● **Task brief**: Each line of the data below containing "message" needs to be listed.

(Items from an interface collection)
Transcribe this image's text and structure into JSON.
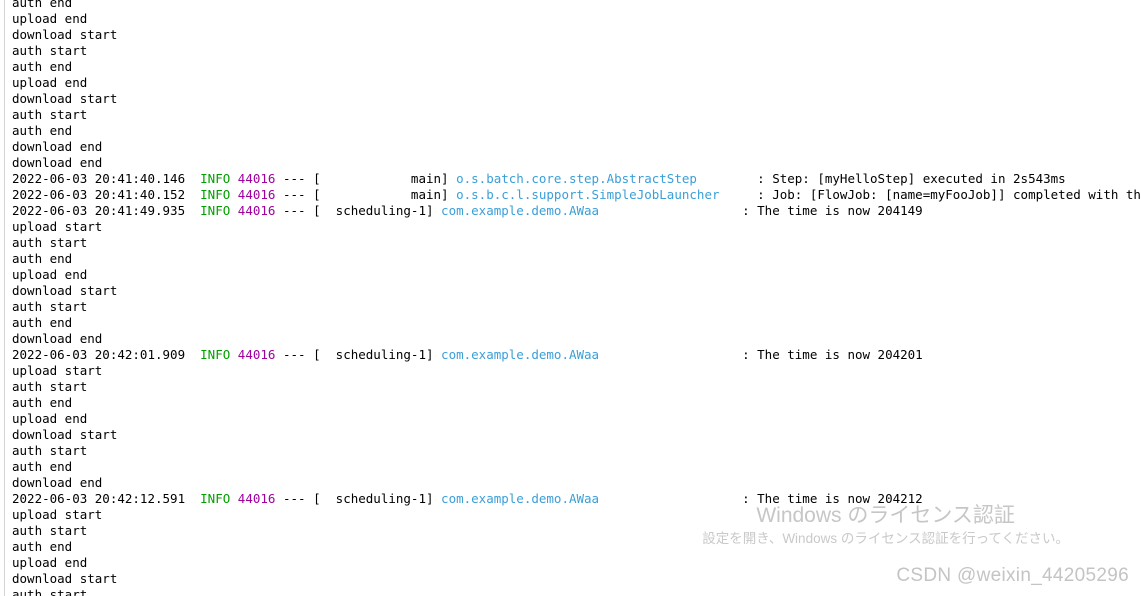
{
  "console": {
    "background_color": "#ffffff",
    "text_color": "#000000",
    "colors": {
      "level_info": "#00a000",
      "pid": "#a000a0",
      "logger": "#3a9fd8",
      "gutter": "#d4d4d4",
      "watermark": "#c6c6c6"
    },
    "lines": [
      {
        "type": "plain",
        "text": "auth end"
      },
      {
        "type": "plain",
        "text": "upload end"
      },
      {
        "type": "plain",
        "text": "download start"
      },
      {
        "type": "plain",
        "text": "auth start"
      },
      {
        "type": "plain",
        "text": "auth end"
      },
      {
        "type": "plain",
        "text": "upload end"
      },
      {
        "type": "plain",
        "text": "download start"
      },
      {
        "type": "plain",
        "text": "auth start"
      },
      {
        "type": "plain",
        "text": "auth end"
      },
      {
        "type": "plain",
        "text": "download end"
      },
      {
        "type": "plain",
        "text": "download end"
      },
      {
        "type": "log",
        "timestamp": "2022-06-03 20:41:40.146",
        "level": "INFO",
        "pid": "44016",
        "dashes": "---",
        "thread": "main",
        "thread_pad": "            ",
        "logger": "o.s.batch.core.step.AbstractStep",
        "message": ": Step: [myHelloStep] executed in 2s543ms"
      },
      {
        "type": "log",
        "timestamp": "2022-06-03 20:41:40.152",
        "level": "INFO",
        "pid": "44016",
        "dashes": "---",
        "thread": "main",
        "thread_pad": "            ",
        "logger": "o.s.b.c.l.support.SimpleJobLauncher",
        "message": ": Job: [FlowJob: [name=myFooJob]] completed with the following"
      },
      {
        "type": "log",
        "timestamp": "2022-06-03 20:41:49.935",
        "level": "INFO",
        "pid": "44016",
        "dashes": "---",
        "thread": "scheduling-1",
        "thread_pad": "  ",
        "logger": "com.example.demo.AWaa",
        "message": ": The time is now 204149"
      },
      {
        "type": "plain",
        "text": "upload start"
      },
      {
        "type": "plain",
        "text": "auth start"
      },
      {
        "type": "plain",
        "text": "auth end"
      },
      {
        "type": "plain",
        "text": "upload end"
      },
      {
        "type": "plain",
        "text": "download start"
      },
      {
        "type": "plain",
        "text": "auth start"
      },
      {
        "type": "plain",
        "text": "auth end"
      },
      {
        "type": "plain",
        "text": "download end"
      },
      {
        "type": "log",
        "timestamp": "2022-06-03 20:42:01.909",
        "level": "INFO",
        "pid": "44016",
        "dashes": "---",
        "thread": "scheduling-1",
        "thread_pad": "  ",
        "logger": "com.example.demo.AWaa",
        "message": ": The time is now 204201"
      },
      {
        "type": "plain",
        "text": "upload start"
      },
      {
        "type": "plain",
        "text": "auth start"
      },
      {
        "type": "plain",
        "text": "auth end"
      },
      {
        "type": "plain",
        "text": "upload end"
      },
      {
        "type": "plain",
        "text": "download start"
      },
      {
        "type": "plain",
        "text": "auth start"
      },
      {
        "type": "plain",
        "text": "auth end"
      },
      {
        "type": "plain",
        "text": "download end"
      },
      {
        "type": "log",
        "timestamp": "2022-06-03 20:42:12.591",
        "level": "INFO",
        "pid": "44016",
        "dashes": "---",
        "thread": "scheduling-1",
        "thread_pad": "  ",
        "logger": "com.example.demo.AWaa",
        "message": ": The time is now 204212"
      },
      {
        "type": "plain",
        "text": "upload start"
      },
      {
        "type": "plain",
        "text": "auth start"
      },
      {
        "type": "plain",
        "text": "auth end"
      },
      {
        "type": "plain",
        "text": "upload end"
      },
      {
        "type": "plain",
        "text": "download start"
      },
      {
        "type": "plain",
        "text": "auth start"
      }
    ]
  },
  "watermarks": {
    "windows_activation_title": "Windows のライセンス認証",
    "windows_activation_subtitle": "設定を開き、Windows のライセンス認証を行ってください。",
    "csdn_author": "CSDN @weixin_44205296"
  }
}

● **Reply to the task**:
        "message": ": Step: [myHelloStep] executed in 2s543ms"
        "message": ": Job: [FlowJob: [name=myFooJob]] completed with the following"
        "message": ": The time is now 204149"
        "message": ": The time is now 204201"
        "message": ": The time is now 204212"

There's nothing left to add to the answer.